TASK TO COMPLETE: Report only the number of lines below in which the string "starts" appears.

App and web page records:
- - - - -
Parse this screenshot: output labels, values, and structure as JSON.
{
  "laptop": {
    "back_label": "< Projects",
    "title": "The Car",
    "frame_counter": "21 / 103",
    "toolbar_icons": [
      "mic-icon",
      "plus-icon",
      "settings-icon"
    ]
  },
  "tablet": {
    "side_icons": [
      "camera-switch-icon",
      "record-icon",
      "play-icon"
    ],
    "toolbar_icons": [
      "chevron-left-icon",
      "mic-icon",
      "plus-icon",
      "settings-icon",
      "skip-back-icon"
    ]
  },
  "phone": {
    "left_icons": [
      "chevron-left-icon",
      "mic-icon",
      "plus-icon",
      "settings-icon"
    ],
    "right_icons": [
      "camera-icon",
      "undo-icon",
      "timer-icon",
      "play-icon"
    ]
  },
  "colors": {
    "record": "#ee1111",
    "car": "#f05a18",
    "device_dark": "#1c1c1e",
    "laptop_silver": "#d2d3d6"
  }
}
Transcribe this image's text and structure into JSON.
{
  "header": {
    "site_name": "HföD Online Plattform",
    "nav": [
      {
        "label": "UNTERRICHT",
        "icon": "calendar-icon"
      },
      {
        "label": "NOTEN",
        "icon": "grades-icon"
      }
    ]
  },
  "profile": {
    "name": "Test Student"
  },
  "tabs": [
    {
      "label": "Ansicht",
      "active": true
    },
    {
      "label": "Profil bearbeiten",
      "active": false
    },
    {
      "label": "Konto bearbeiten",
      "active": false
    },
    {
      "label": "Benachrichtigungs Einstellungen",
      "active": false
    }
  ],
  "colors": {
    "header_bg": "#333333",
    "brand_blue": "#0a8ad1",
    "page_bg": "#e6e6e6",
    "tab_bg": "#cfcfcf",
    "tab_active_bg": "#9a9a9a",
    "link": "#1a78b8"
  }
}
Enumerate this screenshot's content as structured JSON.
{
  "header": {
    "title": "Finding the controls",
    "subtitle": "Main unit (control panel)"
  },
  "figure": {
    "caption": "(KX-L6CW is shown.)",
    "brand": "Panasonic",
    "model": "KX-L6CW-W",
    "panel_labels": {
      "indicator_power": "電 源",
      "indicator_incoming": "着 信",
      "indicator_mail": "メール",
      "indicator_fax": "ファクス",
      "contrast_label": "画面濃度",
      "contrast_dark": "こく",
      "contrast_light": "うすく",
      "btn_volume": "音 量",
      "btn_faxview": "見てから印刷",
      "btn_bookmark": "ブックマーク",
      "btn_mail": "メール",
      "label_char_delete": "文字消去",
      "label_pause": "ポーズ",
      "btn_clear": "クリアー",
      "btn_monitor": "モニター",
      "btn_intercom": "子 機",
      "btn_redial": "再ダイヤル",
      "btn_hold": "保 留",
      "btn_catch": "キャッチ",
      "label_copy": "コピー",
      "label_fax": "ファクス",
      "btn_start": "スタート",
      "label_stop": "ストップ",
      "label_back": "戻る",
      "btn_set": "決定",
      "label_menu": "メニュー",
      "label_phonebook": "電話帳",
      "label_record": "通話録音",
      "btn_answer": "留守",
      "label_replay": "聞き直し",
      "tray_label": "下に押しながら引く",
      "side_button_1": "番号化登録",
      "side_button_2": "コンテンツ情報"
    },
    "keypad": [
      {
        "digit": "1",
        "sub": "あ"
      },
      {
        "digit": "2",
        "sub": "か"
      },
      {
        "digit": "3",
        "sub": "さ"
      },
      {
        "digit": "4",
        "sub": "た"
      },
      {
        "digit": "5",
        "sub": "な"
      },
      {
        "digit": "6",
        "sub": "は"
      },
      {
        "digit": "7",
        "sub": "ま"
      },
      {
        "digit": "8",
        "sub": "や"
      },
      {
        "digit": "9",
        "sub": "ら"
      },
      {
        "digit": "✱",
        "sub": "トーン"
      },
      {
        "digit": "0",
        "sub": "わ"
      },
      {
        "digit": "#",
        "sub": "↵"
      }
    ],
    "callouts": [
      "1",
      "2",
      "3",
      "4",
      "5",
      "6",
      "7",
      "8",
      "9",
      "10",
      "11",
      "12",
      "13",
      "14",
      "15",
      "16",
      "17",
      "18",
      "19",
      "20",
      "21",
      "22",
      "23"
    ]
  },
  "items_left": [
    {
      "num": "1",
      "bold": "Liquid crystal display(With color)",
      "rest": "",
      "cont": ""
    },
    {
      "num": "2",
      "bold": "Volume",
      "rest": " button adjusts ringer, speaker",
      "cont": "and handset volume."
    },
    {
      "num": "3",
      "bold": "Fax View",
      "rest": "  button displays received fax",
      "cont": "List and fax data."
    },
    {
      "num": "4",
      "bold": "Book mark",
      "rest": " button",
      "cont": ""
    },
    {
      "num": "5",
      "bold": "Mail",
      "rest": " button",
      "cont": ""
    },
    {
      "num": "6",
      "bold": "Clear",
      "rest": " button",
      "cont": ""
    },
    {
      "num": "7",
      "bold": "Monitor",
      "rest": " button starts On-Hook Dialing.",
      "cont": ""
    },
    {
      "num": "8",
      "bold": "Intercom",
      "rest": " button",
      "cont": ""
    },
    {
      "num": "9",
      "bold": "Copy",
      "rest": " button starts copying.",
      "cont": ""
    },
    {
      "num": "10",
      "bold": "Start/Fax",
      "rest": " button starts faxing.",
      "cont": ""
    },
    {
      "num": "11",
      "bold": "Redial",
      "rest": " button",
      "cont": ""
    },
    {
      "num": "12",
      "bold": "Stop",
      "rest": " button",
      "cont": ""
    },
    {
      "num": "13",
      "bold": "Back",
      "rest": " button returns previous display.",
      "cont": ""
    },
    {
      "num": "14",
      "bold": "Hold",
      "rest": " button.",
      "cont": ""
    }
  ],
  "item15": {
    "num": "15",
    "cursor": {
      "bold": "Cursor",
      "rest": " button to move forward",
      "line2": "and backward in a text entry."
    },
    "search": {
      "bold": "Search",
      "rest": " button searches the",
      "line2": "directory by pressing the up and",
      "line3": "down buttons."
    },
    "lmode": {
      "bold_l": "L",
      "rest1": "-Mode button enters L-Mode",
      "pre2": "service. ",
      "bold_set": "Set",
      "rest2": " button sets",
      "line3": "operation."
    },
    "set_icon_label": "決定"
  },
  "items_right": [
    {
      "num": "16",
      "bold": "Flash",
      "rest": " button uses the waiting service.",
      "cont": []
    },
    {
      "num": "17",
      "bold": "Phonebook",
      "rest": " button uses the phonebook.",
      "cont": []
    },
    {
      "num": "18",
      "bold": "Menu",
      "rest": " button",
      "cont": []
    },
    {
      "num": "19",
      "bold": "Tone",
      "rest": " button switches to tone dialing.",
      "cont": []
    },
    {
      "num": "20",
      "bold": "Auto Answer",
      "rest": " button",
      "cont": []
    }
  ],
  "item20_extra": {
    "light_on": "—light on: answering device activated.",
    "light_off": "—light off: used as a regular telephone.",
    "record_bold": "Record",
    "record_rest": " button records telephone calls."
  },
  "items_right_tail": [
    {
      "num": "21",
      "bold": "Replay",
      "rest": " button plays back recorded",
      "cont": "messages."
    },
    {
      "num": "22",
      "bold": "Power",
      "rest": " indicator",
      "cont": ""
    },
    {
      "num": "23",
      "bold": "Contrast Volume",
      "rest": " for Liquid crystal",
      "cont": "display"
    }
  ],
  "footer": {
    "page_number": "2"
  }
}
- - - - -
SOLUTION TO THE PROBLEM: 3